You know what they don’t have out here in the “real world?”
Think about it, Twenty-Somewheres: Every one of our major milestones up until now have been rung in by some kind of ceremony, ran by some group of eager Been-There-Done-Thats, providing some kind of comfort amongst a little mass embarassment and a lot of Party City supplies. Someone was always there to distract from our self-consciousness and actually be more embarrassing than us — an Orientation Leader, a Rally Committee member… a calculus teacher in an animal suit.
Out here in this sick place, can you believe it’s frowned upon to let adults in animal suits cuddle you in public?
Sorry. Too much, too soon.
Let’s break it down. Orientation.
In the “real world,” there are no:
- Hoards of America’s Most Peppy sporting various cut-and-knotted versions of the same t-shirt (not counting the yoga/group workout crowds in Central Park)
- Bulging folders full of multi-color pastel, Times-New-Roman’d, slaved-over yet scarcely-read pamphlets, with titles varying between 5 Nice Things We Forced Our Alumni To Say For This Pamphlet, and 12 Phone Numbers You’ll Probably Never Use But You Might Sue Us If Something Happened And We Never Actually Gave Them To You So Don’t Say We Didn’t, Sucker
- Welcome Songs
- Accompanying Welcome Dances (Berkeley, I’m looking, and holding back tears of shame, at you)
- Temporary (or not) signs pointing towards the bathroom
- Written in Sharpie
- In block letters
- On neon cardstock

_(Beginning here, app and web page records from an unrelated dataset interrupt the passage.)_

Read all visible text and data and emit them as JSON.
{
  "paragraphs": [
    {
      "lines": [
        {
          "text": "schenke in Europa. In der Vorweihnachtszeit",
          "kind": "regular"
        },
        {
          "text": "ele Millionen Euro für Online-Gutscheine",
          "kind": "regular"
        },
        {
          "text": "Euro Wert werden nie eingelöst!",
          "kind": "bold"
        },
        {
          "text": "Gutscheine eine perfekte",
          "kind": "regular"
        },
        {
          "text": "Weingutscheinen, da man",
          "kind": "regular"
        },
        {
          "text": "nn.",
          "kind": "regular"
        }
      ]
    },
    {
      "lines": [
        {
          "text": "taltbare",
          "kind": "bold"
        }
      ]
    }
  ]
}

- Mommies and/or Daddies
- Nametags with any arrangement of color-coded star stickers that point you towards the various Love Your Library workshops you’re supposed to attend but ignore to hide behind the bushes with your biffs and trade orientation candy
- Free Costco hoagie lunches (Well, maybe, but… it’s just not the same)

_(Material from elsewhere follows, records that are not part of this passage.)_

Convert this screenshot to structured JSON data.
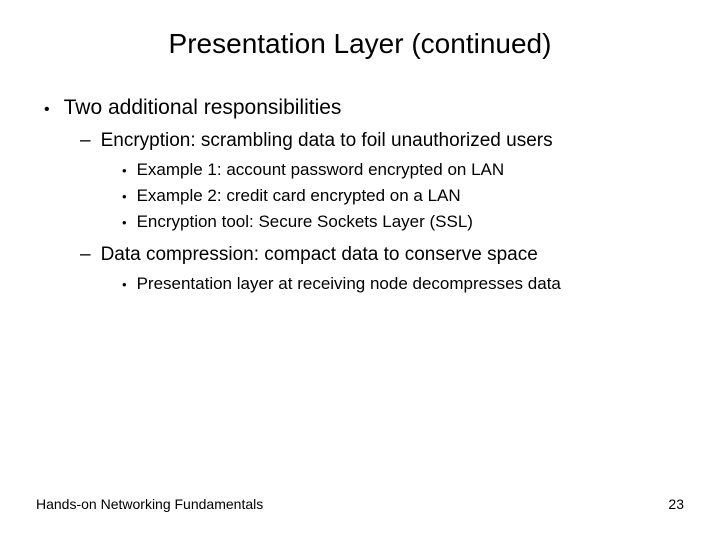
{
  "title": "Presentation Layer (continued)",
  "bullets": {
    "main": "Two additional responsibilities",
    "sub1": "Encryption: scrambling data to foil unauthorized users",
    "sub1_items": {
      "a": "Example 1: account password encrypted on LAN",
      "b": "Example 2: credit card encrypted on a LAN",
      "c": "Encryption tool: Secure Sockets Layer (SSL)"
    },
    "sub2": "Data compression: compact data to conserve space",
    "sub2_items": {
      "a": "Presentation layer at receiving node decompresses data"
    }
  },
  "footer": {
    "left": "Hands-on Networking Fundamentals",
    "right": "23"
  }
}
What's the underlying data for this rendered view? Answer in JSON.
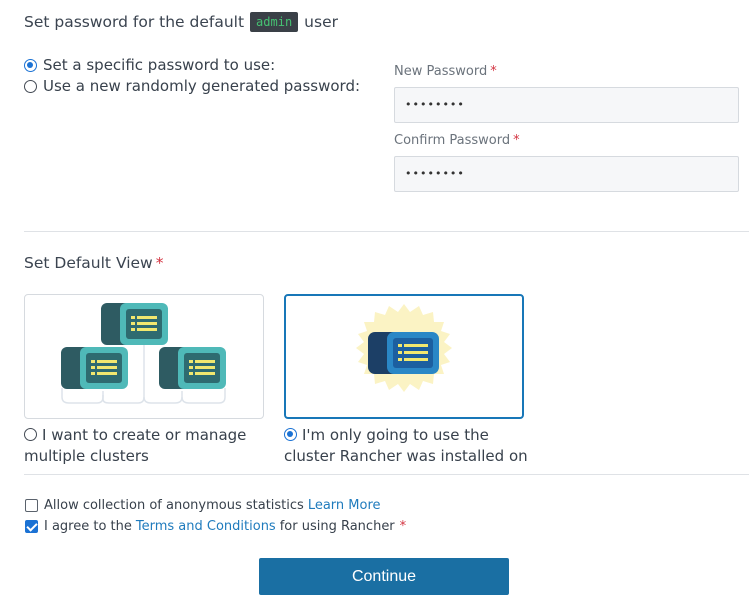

And, most jarringly:
- No sea of pimply, newly waxed, just-as-scared-but-trying-just-as-hard-to-hide-it faces with which you can hide. Blend. And then later, catch an eye and make feet-shuffly small talk about “How dumb this whole thing is, I mean, right?”
That’s what’s missing.
The last handful of times I felt this bewildered, there was a pack of bewilderbuddies right next to me. And the bond built off of that — that’s what all early friendships are made of. Shared Scared. Communal Confusion. Well-Fused What-The-F*@%ery. Orientation — as much as we rolled our eyes at the word — did us a huge favor, every single time. It took the lonely out of it all.
Out here, Twenty-Somewheres, although there are so many of us, we’re much more disconnected. There’s no ceremony connecting the newly employed with the newly abroad with the temp jobbers with the funemployed. Suddenly, someone decided we wouldn’t need it anymore. Wouldn’t need each other anymore.
Case in point: Quarter life crises, and the many blogs bemoaning them.
….Case in point: ME.
So what do we do about it?
We moan, we groan, we Tumblr, we get questionable tattoos, and we limp our way through the quarter life until the day we can officially round up to 30, and then we cry about not realizing how quickly time goes by when you limp.
No wonder we all feel so alone, insecure, unprepared.
We all missed Orientation.
I don’t mean to sound whiny; like the over-nurtured Millenial wimp needing her baba. But at 21, when I can finally appreciate the words on that blindingly-fuschia pamphlet entitled Best Places to Buy Late-Night Lady Products, it’s ironic and a little sad that we don’t get none no’ mo’.
Here’s what I want to know:
As we’re straddling the line between Know it All and Pay For It All, are we too proud to admit how much we need each other? I, for one, have never heard a Twenty-Something out and admit that they’d love a hand to hold right about now. I don’t mean a cry for help; Sweet Baby Jesus knows that’s what the entire decade‘s about.
I mean, someone finally saying out loud: This is a weird time and I think we should figure it out together.
I’ll go first.
This is a weird time and I think we should figure it out together.
Join my Orientation group?
…I’ll have candy.